Broadly, and within the ML framework, DIC clauses apply to a successor policy and potentially allow a claim to be handled under the policy that was replaced. They often purport to cover certain claims that the new wording may not if such claims would, or might, have been covered under the superseded policy. Whilst it sounds straightforward, allowing such a ‘look back’ provision can never be a perfect science, and it might be very difficult to assess and predict the full impact of DIC provisions for a variety of reasons, including:

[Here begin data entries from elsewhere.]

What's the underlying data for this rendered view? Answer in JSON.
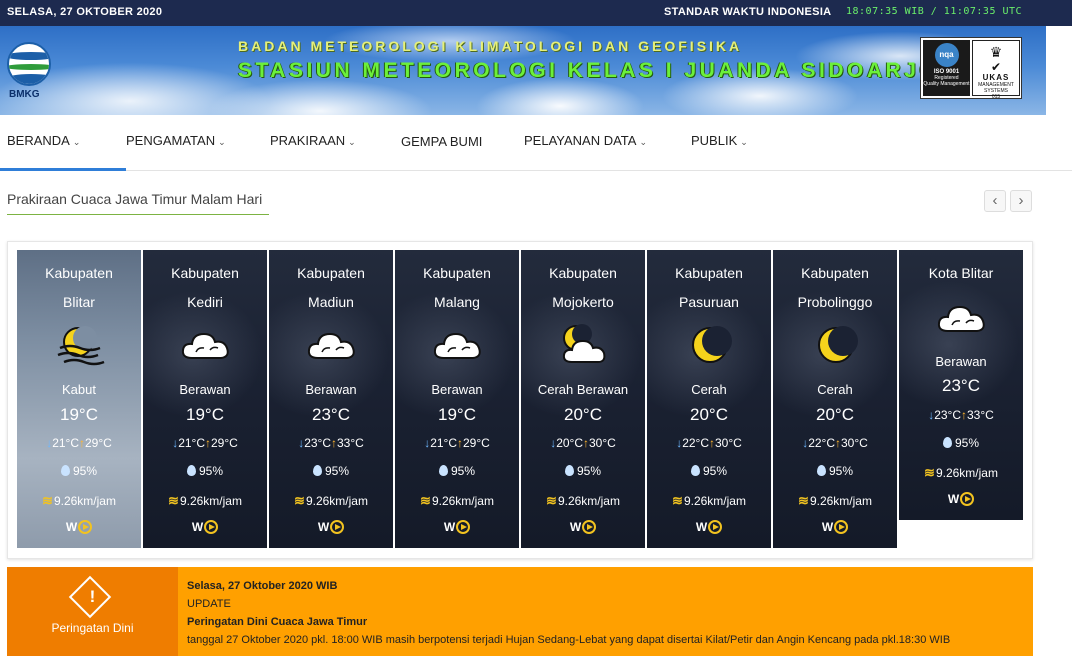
{
  "topbar": {
    "date": "SELASA, 27 OKTOBER 2020",
    "standard_label": "STANDAR WAKTU INDONESIA",
    "time": "18:07:35 WIB / 11:07:35 UTC"
  },
  "banner": {
    "logo_text": "BMKG",
    "line1": "BADAN METEOROLOGI KLIMATOLOGI DAN GEOFISIKA",
    "line2": "STASIUN METEOROLOGI KELAS I JUANDA SIDOARJO",
    "cert_nqa": "nqa",
    "cert_iso": "ISO 9001",
    "cert_registered": "Registered",
    "cert_quality": "Quality Management",
    "cert_ukas": "UKAS",
    "cert_ukas_sub": "MANAGEMENT SYSTEMS",
    "cert_ukas_num": "015"
  },
  "nav": {
    "items": [
      {
        "label": "BERANDA",
        "dropdown": true
      },
      {
        "label": "PENGAMATAN",
        "dropdown": true
      },
      {
        "label": "PRAKIRAAN",
        "dropdown": true
      },
      {
        "label": "GEMPA BUMI",
        "dropdown": false
      },
      {
        "label": "PELAYANAN DATA",
        "dropdown": true
      },
      {
        "label": "PUBLIK",
        "dropdown": true
      }
    ],
    "chevron": "⌄"
  },
  "section": {
    "title": "Prakiraan Cuaca Jawa Timur Malam Hari",
    "prev": "‹",
    "next": "›"
  },
  "forecasts": [
    {
      "type": "Kabupaten",
      "name": "Blitar",
      "icon": "fog-moon-icon",
      "condition": "Kabut",
      "temp": "19°C",
      "min": "21°C",
      "max": "29°C",
      "humidity": "95%",
      "wind": "9.26km/jam",
      "dir": "W"
    },
    {
      "type": "Kabupaten",
      "name": "Kediri",
      "icon": "cloud-icon",
      "condition": "Berawan",
      "temp": "19°C",
      "min": "21°C",
      "max": "29°C",
      "humidity": "95%",
      "wind": "9.26km/jam",
      "dir": "W"
    },
    {
      "type": "Kabupaten",
      "name": "Madiun",
      "icon": "cloud-icon",
      "condition": "Berawan",
      "temp": "23°C",
      "min": "23°C",
      "max": "33°C",
      "humidity": "95%",
      "wind": "9.26km/jam",
      "dir": "W"
    },
    {
      "type": "Kabupaten",
      "name": "Malang",
      "icon": "cloud-icon",
      "condition": "Berawan",
      "temp": "19°C",
      "min": "21°C",
      "max": "29°C",
      "humidity": "95%",
      "wind": "9.26km/jam",
      "dir": "W"
    },
    {
      "type": "Kabupaten",
      "name": "Mojokerto",
      "icon": "moon-cloud-icon",
      "condition": "Cerah Berawan",
      "temp": "20°C",
      "min": "20°C",
      "max": "30°C",
      "humidity": "95%",
      "wind": "9.26km/jam",
      "dir": "W"
    },
    {
      "type": "Kabupaten",
      "name": "Pasuruan",
      "icon": "moon-icon",
      "condition": "Cerah",
      "temp": "20°C",
      "min": "22°C",
      "max": "30°C",
      "humidity": "95%",
      "wind": "9.26km/jam",
      "dir": "W"
    },
    {
      "type": "Kabupaten",
      "name": "Probolinggo",
      "icon": "moon-icon",
      "condition": "Cerah",
      "temp": "20°C",
      "min": "22°C",
      "max": "30°C",
      "humidity": "95%",
      "wind": "9.26km/jam",
      "dir": "W"
    },
    {
      "type": "Kota Blitar",
      "name": "",
      "icon": "cloud-icon",
      "condition": "Berawan",
      "temp": "23°C",
      "min": "23°C",
      "max": "33°C",
      "humidity": "95%",
      "wind": "9.26km/jam",
      "dir": "W"
    }
  ],
  "warning": {
    "label": "Peringatan Dini",
    "date": "Selasa, 27 Oktober 2020 WIB",
    "update": "UPDATE",
    "title": "Peringatan Dini Cuaca Jawa Timur",
    "text": "tanggal 27 Oktober 2020 pkl. 18:00 WIB masih berpotensi terjadi Hujan Sedang-Lebat yang dapat disertai Kilat/Petir dan Angin Kencang pada pkl.18:30 WIB"
  }
}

- a ‘pick and mix’ solution is never easy: policy definitions and provisions intertwine, and the full understanding of a provision often depends on other provisions which work with it. Picking up particular bits and slotting them straight into another policy without any attendant qualifications and limitations in order to achieve an unambiguous result will constitute a real challenge. There is a risk that accompanying limitations and qualifications clash with, or have an adverse effect on, provisions of the following policy;

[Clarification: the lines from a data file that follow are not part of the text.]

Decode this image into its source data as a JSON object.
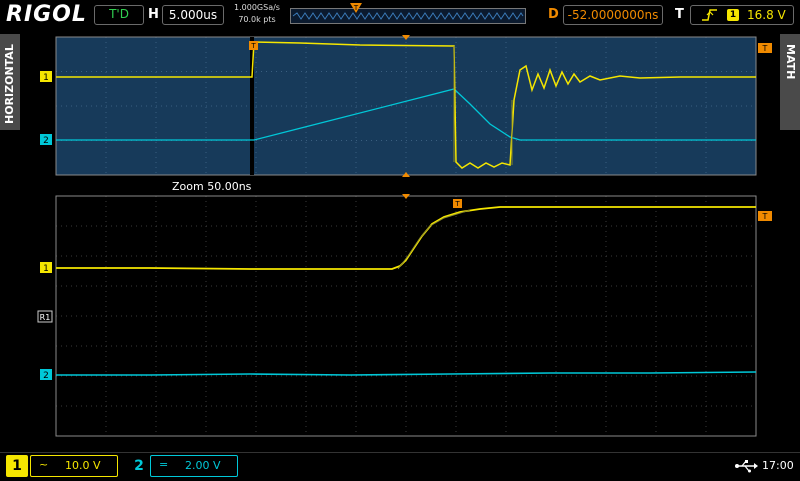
{
  "header": {
    "brand": "RIGOL",
    "run_state": "T'D",
    "horizontal_label": "H",
    "timebase": "5.000us",
    "sample_rate": "1.000GSa/s",
    "memory_depth": "70.0k pts",
    "delay_label": "D",
    "delay": "-52.0000000ns",
    "trigger_label": "T",
    "trigger_source": "1",
    "trigger_level": "16.8 V",
    "trigger_edge_icon": "rising-edge-icon"
  },
  "side_tabs": {
    "left": "HORIZONTAL",
    "right": "MATH"
  },
  "main_view": {
    "ch1_marker": "1",
    "ch2_marker": "2",
    "trigger_marker": "T",
    "zoom_label": "Zoom  50.00ns"
  },
  "zoom_view": {
    "ch1_marker": "1",
    "ch2_marker": "2",
    "ref_marker": "R1",
    "trigger_marker": "T"
  },
  "footer": {
    "ch1_number": "1",
    "ch1_coupling": "~",
    "ch1_scale": "10.0 V",
    "ch2_number": "2",
    "ch2_coupling": "=",
    "ch2_scale": "2.00 V",
    "usb_icon": "usb-icon",
    "time": "17:00"
  },
  "colors": {
    "ch1": "#f5e600",
    "ch2": "#00c8d8",
    "trigger": "#f08a00",
    "grid_bg_main": "#173a5a",
    "grid_bg_zoom": "#000000"
  }
}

- D&O claims are rarely simple and obedient creatures. ‘Allocation’ is a complex process which manages the costs between covered and uncovered matters and covered and uncovered parties, and this process can only develop over time, often months and years. Outcome assessments are rarely clear and can be impossibly difficult to make in the short term;

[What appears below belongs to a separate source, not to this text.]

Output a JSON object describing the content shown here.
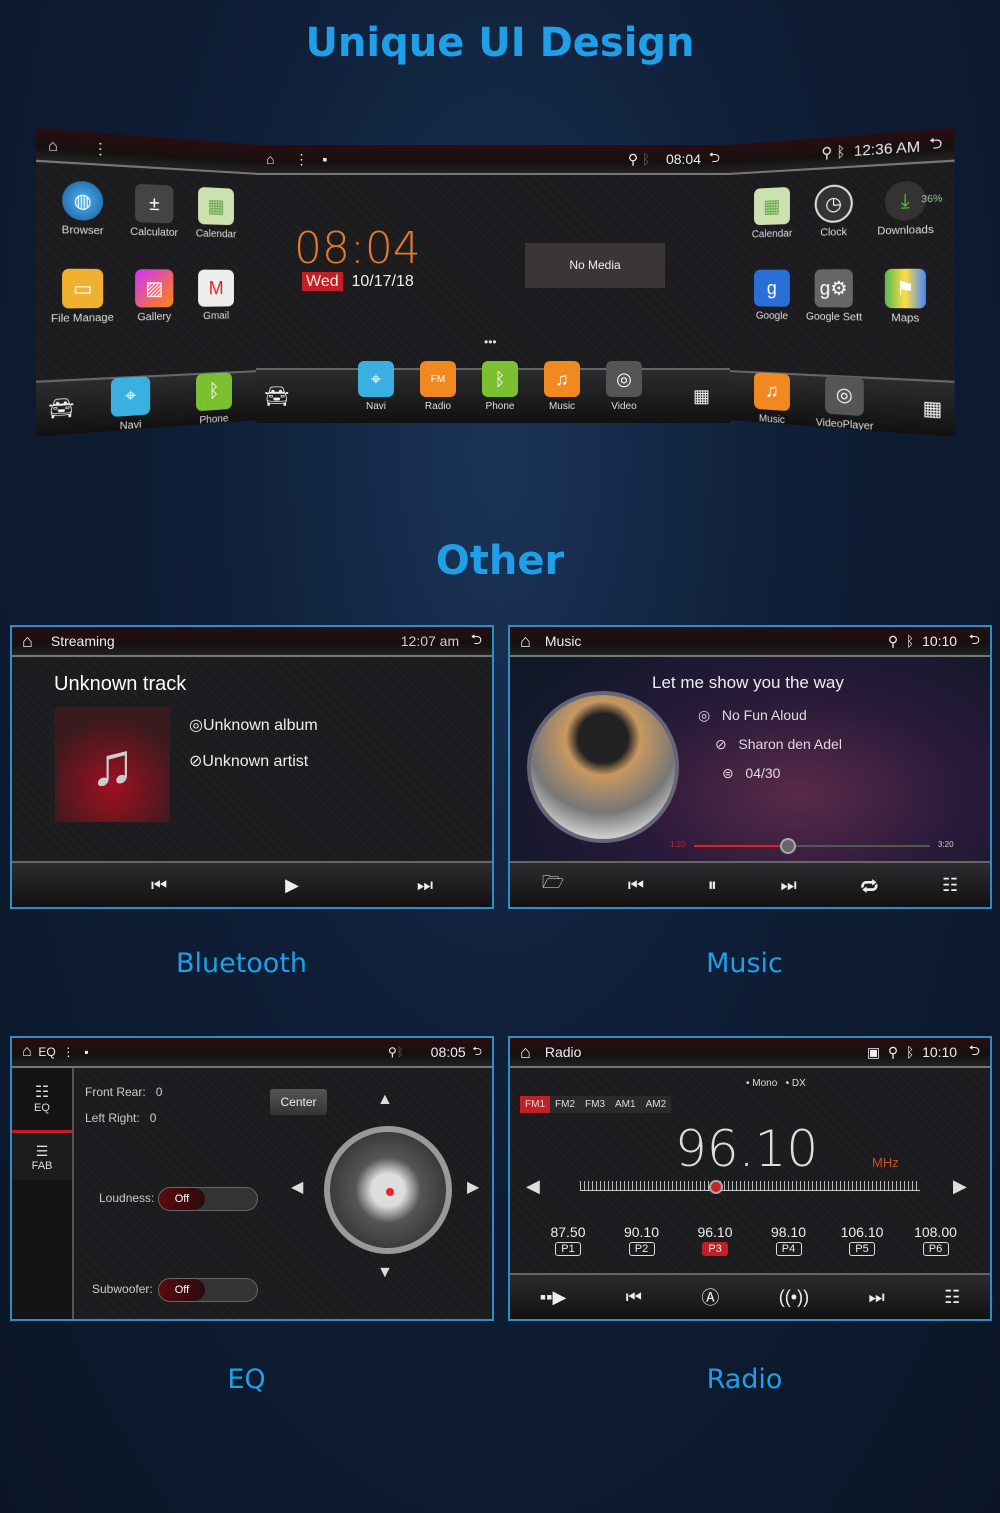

- separating the cover from the process may not always be easy. Claims may be declined because of non-compliance with a statement of fact, or e-trade transaction criteria, making backward analysis difficult. Complications may also arise around conflicting claims handling conditions and their impact on policy provisions. These can vary considerably across contracts and can be punishingly severe in some;
- logistics, perspective and intent: in the event of a cover dispute with the current insurers, it is unlikely that the superseded market will be minded to provide a view on what the position would be if the organisation that is insured was still with that market.
Even absent a DIC clause, there has never been any obvious obstacle to moving to a stronger policy solution, but there was often tension around doing so, borne partially of legacy beliefs on continuity and tighter contract language. Paradoxically perhaps, DIC clauses have emerged as the case for their existence has weakened, with the expansion of cover and more generous language making a move of insurer a lot easier than it used to be.
As with most aspects of financial lines, careful analysis is required. Examination of the market evidences that most markets do not embrace them as a standard approach and that their benefit may be more specious than real. Where they do exist, they can never be a precision instrument. For the underwriter, the balance is a difficult one to achieve. Mechanically, they will always be a challenge, but tactically too. To provide unqualified DIC might mean endorsing a prior carriers ambiguous contract architecture and it’s always difficult to get inside the mind of a competitor. However, they can give some comfort in the absence of a forensic analysis of a 30 plus page policy wording. The reality might be that more comfort can be found in a well-constructed contract from experienced underwriters, free from challenging claims management language. So, possibly less “let’s have a look at what you could have won!”, and more a case of “super, smashing, great”.